Work instructions:
Whenever a line below includes the string "false", show it.

Web page and app entries
======
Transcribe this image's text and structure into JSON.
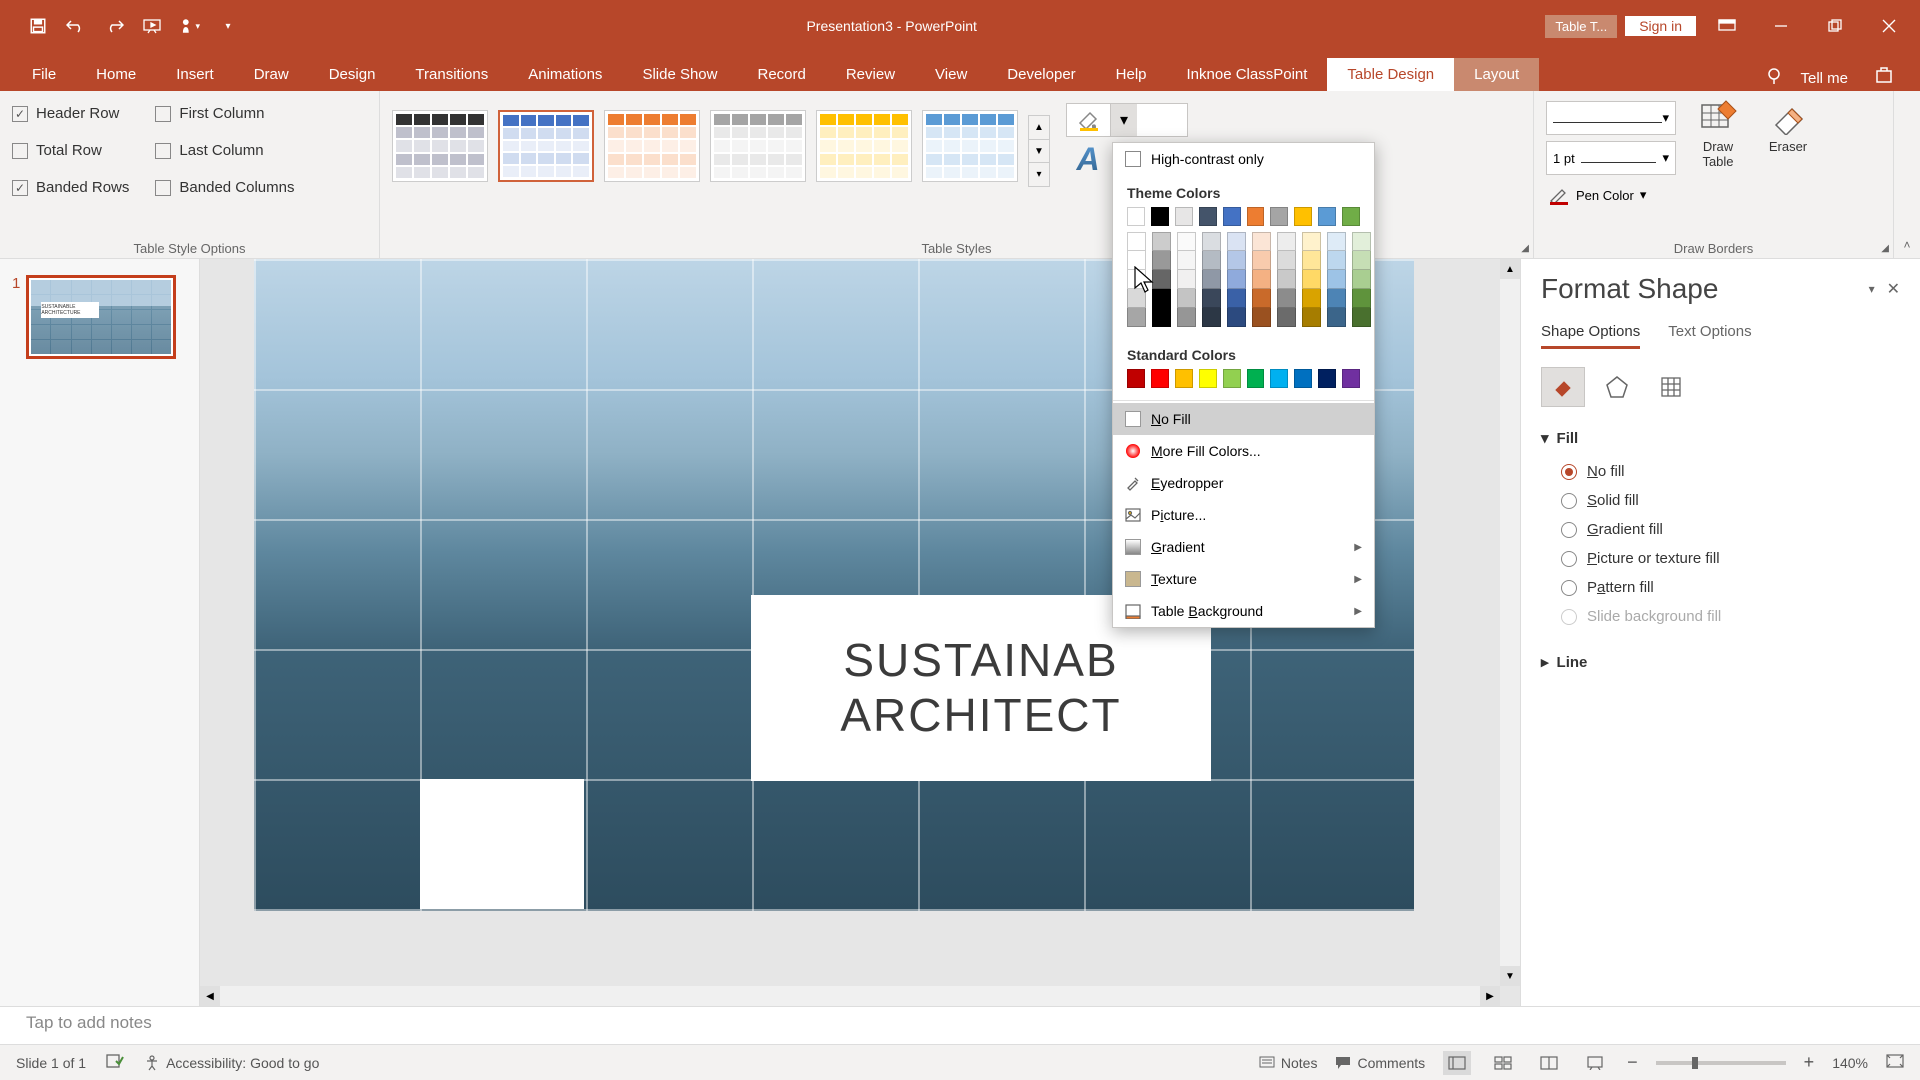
{
  "title": "Presentation3  -  PowerPoint",
  "title_context_tab": "Table T...",
  "signin": "Sign in",
  "ribbon_tabs": [
    "File",
    "Home",
    "Insert",
    "Draw",
    "Design",
    "Transitions",
    "Animations",
    "Slide Show",
    "Record",
    "Review",
    "View",
    "Developer",
    "Help",
    "Inknoe ClassPoint",
    "Table Design",
    "Layout"
  ],
  "tell_me": "Tell me",
  "table_style_options": {
    "header_row": "Header Row",
    "total_row": "Total Row",
    "banded_rows": "Banded Rows",
    "first_column": "First Column",
    "last_column": "Last Column",
    "banded_columns": "Banded Columns",
    "header_row_checked": true,
    "total_row_checked": false,
    "banded_rows_checked": true,
    "first_column_checked": false,
    "last_column_checked": false,
    "banded_columns_checked": false,
    "group_label": "Table Style Options"
  },
  "table_styles_label": "Table Styles",
  "draw_borders": {
    "pen_style": "———",
    "pen_weight": "1 pt",
    "pen_color": "Pen Color",
    "draw_table": "Draw\nTable",
    "eraser": "Eraser",
    "group_label": "Draw Borders"
  },
  "color_picker": {
    "high_contrast": "High-contrast only",
    "theme_header": "Theme Colors",
    "theme_row": [
      "#ffffff",
      "#000000",
      "#e7e6e6",
      "#44546a",
      "#4472c4",
      "#ed7d31",
      "#a5a5a5",
      "#ffc000",
      "#5b9bd5",
      "#70ad47"
    ],
    "standard_header": "Standard Colors",
    "standard": [
      "#c00000",
      "#ff0000",
      "#ffc000",
      "#ffff00",
      "#92d050",
      "#00b050",
      "#00b0f0",
      "#0070c0",
      "#002060",
      "#7030a0"
    ],
    "no_fill": "No Fill",
    "more": "More Fill Colors...",
    "eyedropper": "Eyedropper",
    "picture": "Picture...",
    "gradient": "Gradient",
    "texture": "Texture",
    "table_bg": "Table Background"
  },
  "format_shape": {
    "title": "Format Shape",
    "tabs": {
      "shape": "Shape Options",
      "text": "Text Options"
    },
    "fill": {
      "header": "Fill",
      "no_fill": "No fill",
      "solid": "Solid fill",
      "gradient": "Gradient fill",
      "picture": "Picture or texture fill",
      "pattern": "Pattern fill",
      "slide_bg": "Slide background fill"
    },
    "line": {
      "header": "Line"
    }
  },
  "thumb": {
    "num": "1",
    "label_text": "SUSTAINABLE ARCHITECTURE"
  },
  "slide_title": "SUSTAINAB\nARCHITECT",
  "notes_placeholder": "Tap to add notes",
  "status": {
    "slide": "Slide 1 of 1",
    "accessibility": "Accessibility: Good to go",
    "notes_btn": "Notes",
    "comments_btn": "Comments",
    "zoom": "140%"
  }
}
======
Result for this task:
    "total_row_checked": false,
    "first_column_checked": false,
    "last_column_checked": false,
    "banded_columns_checked": false,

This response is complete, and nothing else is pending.